The is the shade Garden photo from the magazine. We have a shed and a large magnolia tree. My idea is to have the pathway wind around the magnolia and lead to the shed behind it.
The test garden is a work in progress. I doubt it will be finished this year, because it will soon be too hot for digging outside. I have a good start on it though.
Part of it got completed last year (about 6 feet wide and 60 feet long. Another swath of 10 feet or so got tilled last weekend, and I’m working on getting the sod and weeds out of it.
I have a LONG way to go to get to this point, and it will not be quite like this, since a lot of my area is sunny.

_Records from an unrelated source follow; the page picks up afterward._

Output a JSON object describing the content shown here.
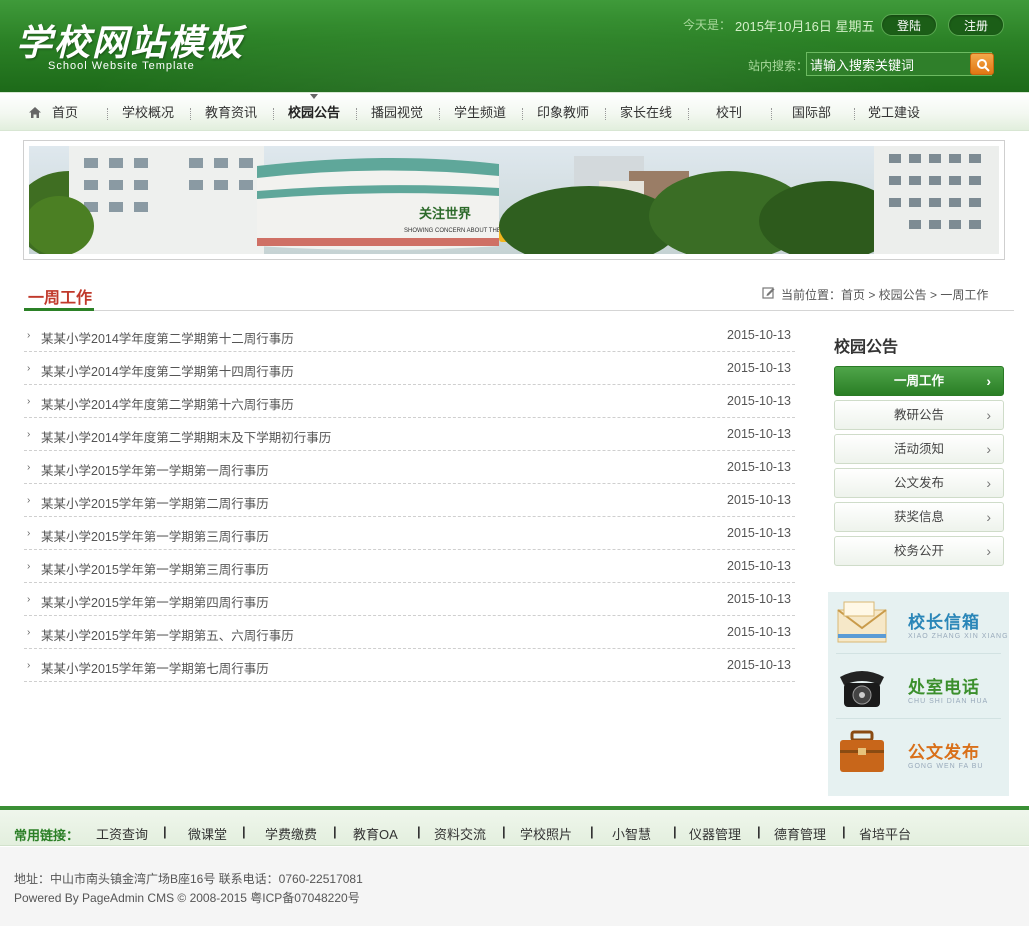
{
  "header": {
    "logo_title": "学校网站模板",
    "logo_subtitle": "School  Website Template",
    "date_label": "今天是：",
    "date_value": "2015年10月16日 星期五",
    "login_label": "登陆",
    "register_label": "注册",
    "search_label": "站内搜索：",
    "search_placeholder": "请输入搜索关键词",
    "search_icon": "search-icon"
  },
  "nav": {
    "items": [
      {
        "label": "首页",
        "icon": "home-icon"
      },
      {
        "label": "学校概况"
      },
      {
        "label": "教育资讯"
      },
      {
        "label": "校园公告",
        "active": true
      },
      {
        "label": "播园视觉"
      },
      {
        "label": "学生频道"
      },
      {
        "label": "印象教师"
      },
      {
        "label": "家长在线"
      },
      {
        "label": "校刊"
      },
      {
        "label": "国际部"
      },
      {
        "label": "党工建设"
      }
    ]
  },
  "banner": {
    "sign_text": "关注世界",
    "sign_sub": "SHOWING CONCERN ABOUT THE WORLD"
  },
  "content": {
    "section_title": "一周工作",
    "breadcrumb": "当前位置：首页 > 校园公告 > 一周工作",
    "news": [
      {
        "title": "某某小学2014学年度第二学期第十二周行事历",
        "date": "2015-10-13"
      },
      {
        "title": "某某小学2014学年度第二学期第十四周行事历",
        "date": "2015-10-13"
      },
      {
        "title": "某某小学2014学年度第二学期第十六周行事历",
        "date": "2015-10-13"
      },
      {
        "title": "某某小学2014学年度第二学期期末及下学期初行事历",
        "date": "2015-10-13"
      },
      {
        "title": "某某小学2015学年第一学期第一周行事历",
        "date": "2015-10-13"
      },
      {
        "title": "某某小学2015学年第一学期第二周行事历",
        "date": "2015-10-13"
      },
      {
        "title": "某某小学2015学年第一学期第三周行事历",
        "date": "2015-10-13"
      },
      {
        "title": "某某小学2015学年第一学期第三周行事历",
        "date": "2015-10-13"
      },
      {
        "title": "某某小学2015学年第一学期第四周行事历",
        "date": "2015-10-13"
      },
      {
        "title": "某某小学2015学年第一学期第五、六周行事历",
        "date": "2015-10-13"
      },
      {
        "title": "某某小学2015学年第一学期第七周行事历",
        "date": "2015-10-13"
      }
    ]
  },
  "sidebar": {
    "title": "校园公告",
    "items": [
      {
        "label": "一周工作",
        "active": true
      },
      {
        "label": "教研公告"
      },
      {
        "label": "活动须知"
      },
      {
        "label": "公文发布"
      },
      {
        "label": "获奖信息"
      },
      {
        "label": "校务公开"
      }
    ],
    "promos": [
      {
        "title": "校长信箱",
        "sub": "XIAO ZHANG XIN XIANG",
        "icon": "envelope-icon",
        "color": "#2a86b8"
      },
      {
        "title": "处室电话",
        "sub": "CHU SHI DIAN HUA",
        "icon": "telephone-icon",
        "color": "#3b8f2c"
      },
      {
        "title": "公文发布",
        "sub": "GONG WEN FA BU",
        "icon": "briefcase-icon",
        "color": "#d9701a"
      }
    ]
  },
  "footer": {
    "links_label": "常用链接：",
    "links": [
      "工资查询",
      "微课堂",
      "学费缴费",
      "教育OA",
      "资料交流",
      "学校照片",
      "小智慧",
      "仪器管理",
      "德育管理",
      "省培平台"
    ],
    "address": "地址：中山市南头镇金湾广场B座16号     联系电话：0760-22517081",
    "copyright": "Powered By PageAdmin CMS © 2008-2015     粤ICP备07048220号"
  },
  "colors": {
    "brand_green": "#2b8126",
    "title_red": "#c0392b"
  }
}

I’ll be able to plant hostas under the Magnolia tree and some of the other shade plants in the shadiest areas of the finished garden.
This is what is finished so far: It is one long expanse with a single bird bath in the middle.
May 18, 2013. Finished the hand tilling of the whole area and amended the soil with compost. Ready to plant.
My first plantings for the bed are a baptisia plant and a large clump of irises. Both of these were planted too close to my knock out roses in my front bed, so I dug them up and moved them to the back.
The irises have flowered already but will be fine next spring. The baptisia does not like moving, so it may suffer this year but it will be find next spring too.
(It has very deep roots and just hates being moved.)
Many, many articles will come about plants that I plan to grow in this test garden. It will keep me busy for months and months!
Update: July 3, 2013. See more photos of the newest plantings here before my daughter’s graduation party.
Update: Mid July, 2013: Photos showing latest growth of plants.
Update: August 1, 2013 – How I hid the chain link fence behind my test garden.
Update: August, 2016 – as is the case with many of my projects, things change along the way. The garden gets a reasonable amount of shade but not enough to work as a shade garden.
This is a photo of it in July 2016 with lots of flowering plants.
After this photo was taken, I changed my seating area and pathway, so it looks different again. It is amazing what a few years will do for plant growth!
For lots of gardening tips and tricks, be sure to visit my Facebook Gardening Cook page.